Anything that doesn’t fit in my backpack feels like a big commitment. This was the reason why I didn’t want a bicycle.
“But we can resell the bikes when we leave!”
Barret tried his best, but I still wasn’t convinced. I was also not keen on the idea of arriving at work covered in sweat and having to change clothes.
“What if I forget to pack pants?”
“You don’t know that.”
“Well then you’re just stuck wearing your shorts.”
“No,” I shook my head. “That’s not going to work for me.”
And so I remained at this impasse until I began a new job in downtown Sydney and finally admitted to myself that I was a settled-down government employee. My backpack rule might have made me feel much more nomadic and unencumbered, but it wasn’t getting me to work any faster.
Barret bought me a red bicycle for Christmas and over the holiday break I did a test run to my office. It started at the top of a steep hill, ran around a park, and then crossed Pyrmont Bridge.

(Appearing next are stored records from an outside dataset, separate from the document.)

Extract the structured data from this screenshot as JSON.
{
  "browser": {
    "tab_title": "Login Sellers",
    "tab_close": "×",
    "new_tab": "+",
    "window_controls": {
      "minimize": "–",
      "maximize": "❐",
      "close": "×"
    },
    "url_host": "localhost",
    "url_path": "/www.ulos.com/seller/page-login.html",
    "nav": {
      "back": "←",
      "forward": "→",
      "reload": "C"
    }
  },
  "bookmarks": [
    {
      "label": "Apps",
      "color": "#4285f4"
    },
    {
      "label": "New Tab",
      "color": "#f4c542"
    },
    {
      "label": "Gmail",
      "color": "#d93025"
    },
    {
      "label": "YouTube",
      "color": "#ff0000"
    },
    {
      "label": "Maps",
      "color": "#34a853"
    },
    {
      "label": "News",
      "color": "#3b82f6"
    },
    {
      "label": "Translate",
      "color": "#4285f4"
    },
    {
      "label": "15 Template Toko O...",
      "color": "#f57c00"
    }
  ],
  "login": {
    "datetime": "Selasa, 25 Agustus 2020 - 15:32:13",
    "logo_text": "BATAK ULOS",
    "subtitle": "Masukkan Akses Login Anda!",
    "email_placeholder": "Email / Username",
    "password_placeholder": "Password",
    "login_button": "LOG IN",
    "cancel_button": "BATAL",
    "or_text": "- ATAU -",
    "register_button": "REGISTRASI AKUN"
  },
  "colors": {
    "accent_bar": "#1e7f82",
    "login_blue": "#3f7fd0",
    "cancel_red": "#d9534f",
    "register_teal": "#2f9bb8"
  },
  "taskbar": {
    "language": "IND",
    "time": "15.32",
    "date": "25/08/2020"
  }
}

During peak pedestrian hours, park rangers along the bridge scowl and wave orange cones to remind the bicyclists to slow down.
Five minutes further is the parking entrance to my building and where the bike lockers are. The greatest thing I discovered was that the ride only took 15-20 minutes compared to the 35-40 minutes on the bus. Even in summer I barely broke a sweat.
Now that I get around so much faster I can’t imagine wanting to walk everywhere again. Barret quickly got himself a bicycle as well and now the both of us save money on bus fares. Best of all though, I can carry all the heavy groceries up the hill in my basket.
Yes, Barret does have some clever ideas sometimes.
About: Reid Cycles